#### About this exercise
Draw out every line with the word "getPara" from the listing below.

(Beginning of Material for this exercise)

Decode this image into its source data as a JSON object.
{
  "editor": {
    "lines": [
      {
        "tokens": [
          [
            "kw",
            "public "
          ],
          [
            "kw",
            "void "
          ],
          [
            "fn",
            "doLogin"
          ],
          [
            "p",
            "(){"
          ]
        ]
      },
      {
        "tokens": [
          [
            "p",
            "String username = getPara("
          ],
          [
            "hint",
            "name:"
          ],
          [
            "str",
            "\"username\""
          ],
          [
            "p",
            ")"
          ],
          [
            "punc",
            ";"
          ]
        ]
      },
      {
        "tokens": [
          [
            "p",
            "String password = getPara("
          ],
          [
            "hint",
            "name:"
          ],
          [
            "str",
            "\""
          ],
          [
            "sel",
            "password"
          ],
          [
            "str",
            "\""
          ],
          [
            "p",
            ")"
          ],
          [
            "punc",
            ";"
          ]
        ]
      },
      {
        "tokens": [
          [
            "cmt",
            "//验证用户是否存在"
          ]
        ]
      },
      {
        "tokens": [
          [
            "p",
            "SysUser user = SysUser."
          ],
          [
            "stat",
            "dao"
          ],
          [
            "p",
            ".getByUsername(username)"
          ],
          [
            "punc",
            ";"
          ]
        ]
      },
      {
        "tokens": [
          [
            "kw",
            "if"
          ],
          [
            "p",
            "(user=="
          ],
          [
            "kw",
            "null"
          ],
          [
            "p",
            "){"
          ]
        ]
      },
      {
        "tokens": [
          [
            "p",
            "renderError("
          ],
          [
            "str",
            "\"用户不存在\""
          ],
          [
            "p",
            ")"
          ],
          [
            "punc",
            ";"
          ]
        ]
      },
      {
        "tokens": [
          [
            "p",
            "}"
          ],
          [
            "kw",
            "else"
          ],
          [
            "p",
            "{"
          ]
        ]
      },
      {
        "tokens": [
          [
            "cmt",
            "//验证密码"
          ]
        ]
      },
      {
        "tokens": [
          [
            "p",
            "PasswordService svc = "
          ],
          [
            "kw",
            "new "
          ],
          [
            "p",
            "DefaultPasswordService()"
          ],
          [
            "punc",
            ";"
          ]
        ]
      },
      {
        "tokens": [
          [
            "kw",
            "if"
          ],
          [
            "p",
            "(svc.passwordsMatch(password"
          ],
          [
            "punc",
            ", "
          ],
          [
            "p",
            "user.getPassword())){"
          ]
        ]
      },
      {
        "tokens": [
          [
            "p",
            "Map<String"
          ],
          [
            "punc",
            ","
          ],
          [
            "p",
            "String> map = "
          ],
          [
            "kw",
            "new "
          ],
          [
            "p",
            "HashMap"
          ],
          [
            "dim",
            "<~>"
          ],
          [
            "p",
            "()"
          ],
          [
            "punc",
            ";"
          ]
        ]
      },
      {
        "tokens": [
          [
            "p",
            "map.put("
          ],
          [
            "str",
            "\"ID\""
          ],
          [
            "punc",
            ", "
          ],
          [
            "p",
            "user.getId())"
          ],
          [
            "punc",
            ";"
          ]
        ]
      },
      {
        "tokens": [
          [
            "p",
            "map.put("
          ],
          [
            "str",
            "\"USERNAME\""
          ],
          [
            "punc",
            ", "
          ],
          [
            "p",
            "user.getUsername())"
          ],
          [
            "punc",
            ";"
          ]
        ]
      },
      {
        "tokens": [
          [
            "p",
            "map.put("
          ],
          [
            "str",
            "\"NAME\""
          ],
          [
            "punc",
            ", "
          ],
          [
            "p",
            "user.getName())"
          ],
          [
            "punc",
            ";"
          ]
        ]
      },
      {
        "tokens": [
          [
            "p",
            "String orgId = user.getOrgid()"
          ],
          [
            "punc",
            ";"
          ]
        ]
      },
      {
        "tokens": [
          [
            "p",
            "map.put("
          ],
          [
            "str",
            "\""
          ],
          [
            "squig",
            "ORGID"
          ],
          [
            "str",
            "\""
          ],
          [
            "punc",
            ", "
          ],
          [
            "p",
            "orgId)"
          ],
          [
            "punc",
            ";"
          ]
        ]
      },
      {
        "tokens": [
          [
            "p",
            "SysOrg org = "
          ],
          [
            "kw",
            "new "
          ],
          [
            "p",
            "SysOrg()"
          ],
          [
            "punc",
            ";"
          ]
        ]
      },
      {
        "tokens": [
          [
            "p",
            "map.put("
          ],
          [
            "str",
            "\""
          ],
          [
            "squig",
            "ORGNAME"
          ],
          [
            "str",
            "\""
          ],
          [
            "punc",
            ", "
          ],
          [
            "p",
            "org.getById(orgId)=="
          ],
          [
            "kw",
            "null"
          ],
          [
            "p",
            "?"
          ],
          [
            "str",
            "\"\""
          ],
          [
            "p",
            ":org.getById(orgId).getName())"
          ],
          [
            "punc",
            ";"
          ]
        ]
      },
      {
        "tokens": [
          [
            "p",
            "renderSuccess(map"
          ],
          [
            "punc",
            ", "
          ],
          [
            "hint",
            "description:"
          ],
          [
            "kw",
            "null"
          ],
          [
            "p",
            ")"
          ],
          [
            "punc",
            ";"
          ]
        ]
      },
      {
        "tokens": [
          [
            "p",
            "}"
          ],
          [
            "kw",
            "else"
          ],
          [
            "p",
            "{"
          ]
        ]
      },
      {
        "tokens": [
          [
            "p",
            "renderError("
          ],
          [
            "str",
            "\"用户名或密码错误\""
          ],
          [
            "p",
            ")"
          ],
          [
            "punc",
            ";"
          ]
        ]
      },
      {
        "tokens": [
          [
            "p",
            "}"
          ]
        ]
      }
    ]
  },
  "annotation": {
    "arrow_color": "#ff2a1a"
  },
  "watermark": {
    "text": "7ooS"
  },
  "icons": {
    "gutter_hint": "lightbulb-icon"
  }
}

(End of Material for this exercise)

#### Response area
            "String username = getPara("
            "String password = getPara("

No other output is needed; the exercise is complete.